What needs to be done: Pull out every line below that contains the word "content".

____ Records for the exercise

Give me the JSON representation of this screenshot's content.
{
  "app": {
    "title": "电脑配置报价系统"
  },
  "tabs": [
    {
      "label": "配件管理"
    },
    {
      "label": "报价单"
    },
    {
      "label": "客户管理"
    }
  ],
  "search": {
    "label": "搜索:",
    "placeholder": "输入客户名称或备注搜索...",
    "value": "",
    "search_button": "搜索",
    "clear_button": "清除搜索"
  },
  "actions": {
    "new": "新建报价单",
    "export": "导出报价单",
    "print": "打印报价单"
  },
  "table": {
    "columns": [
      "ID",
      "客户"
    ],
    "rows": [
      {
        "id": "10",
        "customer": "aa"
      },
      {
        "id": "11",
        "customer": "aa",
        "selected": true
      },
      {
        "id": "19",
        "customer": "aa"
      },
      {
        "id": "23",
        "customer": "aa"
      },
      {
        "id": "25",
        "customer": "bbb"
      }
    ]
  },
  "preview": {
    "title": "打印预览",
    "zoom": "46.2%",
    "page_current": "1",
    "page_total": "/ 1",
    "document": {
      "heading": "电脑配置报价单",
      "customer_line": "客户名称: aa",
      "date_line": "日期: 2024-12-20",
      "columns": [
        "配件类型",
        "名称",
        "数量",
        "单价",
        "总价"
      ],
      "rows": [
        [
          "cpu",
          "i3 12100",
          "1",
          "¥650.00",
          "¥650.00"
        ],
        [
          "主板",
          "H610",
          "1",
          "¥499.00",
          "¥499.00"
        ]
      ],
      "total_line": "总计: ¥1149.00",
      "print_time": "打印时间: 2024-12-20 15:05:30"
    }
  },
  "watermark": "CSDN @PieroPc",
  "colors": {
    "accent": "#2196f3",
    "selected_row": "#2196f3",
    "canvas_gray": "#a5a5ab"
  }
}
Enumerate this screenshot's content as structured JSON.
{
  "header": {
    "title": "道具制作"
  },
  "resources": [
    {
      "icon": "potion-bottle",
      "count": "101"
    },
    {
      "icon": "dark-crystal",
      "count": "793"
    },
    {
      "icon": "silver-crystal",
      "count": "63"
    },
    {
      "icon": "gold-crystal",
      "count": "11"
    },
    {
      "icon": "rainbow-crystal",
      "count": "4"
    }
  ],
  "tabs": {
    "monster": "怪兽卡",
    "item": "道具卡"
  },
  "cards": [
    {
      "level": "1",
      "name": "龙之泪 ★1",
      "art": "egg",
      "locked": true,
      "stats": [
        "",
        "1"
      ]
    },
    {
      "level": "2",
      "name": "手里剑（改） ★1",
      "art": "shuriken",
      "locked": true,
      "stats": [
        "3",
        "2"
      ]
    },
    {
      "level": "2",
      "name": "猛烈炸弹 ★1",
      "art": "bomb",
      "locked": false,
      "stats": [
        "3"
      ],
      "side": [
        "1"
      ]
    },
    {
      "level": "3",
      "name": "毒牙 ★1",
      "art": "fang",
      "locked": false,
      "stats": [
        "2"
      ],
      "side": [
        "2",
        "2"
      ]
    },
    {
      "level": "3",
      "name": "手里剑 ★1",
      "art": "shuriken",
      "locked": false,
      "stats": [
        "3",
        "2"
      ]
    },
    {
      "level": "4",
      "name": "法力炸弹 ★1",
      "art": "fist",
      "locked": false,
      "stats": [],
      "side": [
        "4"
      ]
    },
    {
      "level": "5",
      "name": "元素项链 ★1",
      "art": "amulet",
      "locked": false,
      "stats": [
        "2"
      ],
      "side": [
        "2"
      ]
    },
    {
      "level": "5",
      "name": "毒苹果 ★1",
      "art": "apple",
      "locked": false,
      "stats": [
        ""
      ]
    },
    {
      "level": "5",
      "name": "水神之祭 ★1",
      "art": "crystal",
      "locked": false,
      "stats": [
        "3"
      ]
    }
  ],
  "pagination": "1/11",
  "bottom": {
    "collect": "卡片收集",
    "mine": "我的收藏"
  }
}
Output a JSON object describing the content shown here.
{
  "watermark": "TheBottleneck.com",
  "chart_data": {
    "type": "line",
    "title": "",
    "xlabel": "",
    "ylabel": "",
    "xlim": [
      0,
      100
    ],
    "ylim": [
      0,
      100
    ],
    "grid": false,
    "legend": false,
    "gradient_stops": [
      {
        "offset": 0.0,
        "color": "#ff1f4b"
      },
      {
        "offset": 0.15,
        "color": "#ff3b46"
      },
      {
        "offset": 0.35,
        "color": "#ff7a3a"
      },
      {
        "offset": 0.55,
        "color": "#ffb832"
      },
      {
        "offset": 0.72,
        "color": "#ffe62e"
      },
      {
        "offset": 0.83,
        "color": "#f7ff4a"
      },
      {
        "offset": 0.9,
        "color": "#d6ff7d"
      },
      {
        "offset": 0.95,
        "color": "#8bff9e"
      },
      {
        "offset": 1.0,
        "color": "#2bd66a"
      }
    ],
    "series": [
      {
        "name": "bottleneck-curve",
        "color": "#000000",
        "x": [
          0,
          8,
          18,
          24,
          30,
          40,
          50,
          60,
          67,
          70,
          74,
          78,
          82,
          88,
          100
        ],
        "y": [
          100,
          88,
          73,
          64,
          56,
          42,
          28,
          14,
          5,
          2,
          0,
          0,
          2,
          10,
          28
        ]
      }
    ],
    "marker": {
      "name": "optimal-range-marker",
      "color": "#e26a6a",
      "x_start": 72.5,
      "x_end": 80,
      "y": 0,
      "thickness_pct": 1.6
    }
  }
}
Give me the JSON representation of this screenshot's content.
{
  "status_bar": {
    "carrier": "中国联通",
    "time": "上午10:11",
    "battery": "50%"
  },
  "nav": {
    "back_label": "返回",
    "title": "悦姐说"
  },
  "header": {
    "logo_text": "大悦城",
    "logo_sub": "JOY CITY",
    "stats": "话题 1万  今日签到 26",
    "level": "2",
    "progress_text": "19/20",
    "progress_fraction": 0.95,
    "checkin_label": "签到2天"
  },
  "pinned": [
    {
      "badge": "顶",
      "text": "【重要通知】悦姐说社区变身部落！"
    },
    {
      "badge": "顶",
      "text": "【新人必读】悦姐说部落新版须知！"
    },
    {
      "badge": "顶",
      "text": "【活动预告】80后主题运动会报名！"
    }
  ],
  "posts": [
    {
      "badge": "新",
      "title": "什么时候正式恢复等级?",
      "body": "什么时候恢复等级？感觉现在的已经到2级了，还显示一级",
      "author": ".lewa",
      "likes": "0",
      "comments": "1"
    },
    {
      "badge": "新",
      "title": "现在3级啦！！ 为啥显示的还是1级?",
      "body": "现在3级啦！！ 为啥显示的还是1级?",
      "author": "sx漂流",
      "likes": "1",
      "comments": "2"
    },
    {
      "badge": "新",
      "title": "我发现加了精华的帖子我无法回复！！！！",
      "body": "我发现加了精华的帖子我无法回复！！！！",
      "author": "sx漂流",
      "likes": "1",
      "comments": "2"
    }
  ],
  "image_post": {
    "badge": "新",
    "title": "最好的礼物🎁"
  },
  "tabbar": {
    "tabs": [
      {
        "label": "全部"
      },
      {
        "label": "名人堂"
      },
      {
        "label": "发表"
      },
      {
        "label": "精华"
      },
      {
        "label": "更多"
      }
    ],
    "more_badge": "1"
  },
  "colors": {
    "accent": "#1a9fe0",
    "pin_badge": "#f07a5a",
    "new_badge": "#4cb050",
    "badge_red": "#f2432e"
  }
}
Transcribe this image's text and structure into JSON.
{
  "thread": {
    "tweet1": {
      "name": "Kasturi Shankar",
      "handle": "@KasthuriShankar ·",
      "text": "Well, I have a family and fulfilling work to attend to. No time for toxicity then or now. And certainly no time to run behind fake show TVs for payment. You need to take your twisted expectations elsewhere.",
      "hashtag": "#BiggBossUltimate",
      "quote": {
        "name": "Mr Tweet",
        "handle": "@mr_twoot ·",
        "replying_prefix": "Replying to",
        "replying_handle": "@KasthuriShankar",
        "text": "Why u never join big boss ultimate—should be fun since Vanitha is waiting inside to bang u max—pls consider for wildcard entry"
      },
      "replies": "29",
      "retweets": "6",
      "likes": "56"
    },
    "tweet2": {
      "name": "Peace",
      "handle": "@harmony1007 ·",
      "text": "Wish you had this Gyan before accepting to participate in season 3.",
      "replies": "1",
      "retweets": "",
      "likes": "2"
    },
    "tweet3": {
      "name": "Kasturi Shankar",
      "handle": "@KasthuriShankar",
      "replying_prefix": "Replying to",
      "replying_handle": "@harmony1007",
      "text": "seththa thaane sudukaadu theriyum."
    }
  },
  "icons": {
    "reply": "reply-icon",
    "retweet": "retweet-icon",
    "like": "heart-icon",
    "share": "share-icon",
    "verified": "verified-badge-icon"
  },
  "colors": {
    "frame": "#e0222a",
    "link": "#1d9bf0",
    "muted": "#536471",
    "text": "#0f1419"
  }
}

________

Response area:
Give me the JSON representation of this screenshot's content.
Enumerate this screenshot's content as structured JSON.
Output a JSON object describing the content shown here.
Give me the JSON representation of this screenshot's content.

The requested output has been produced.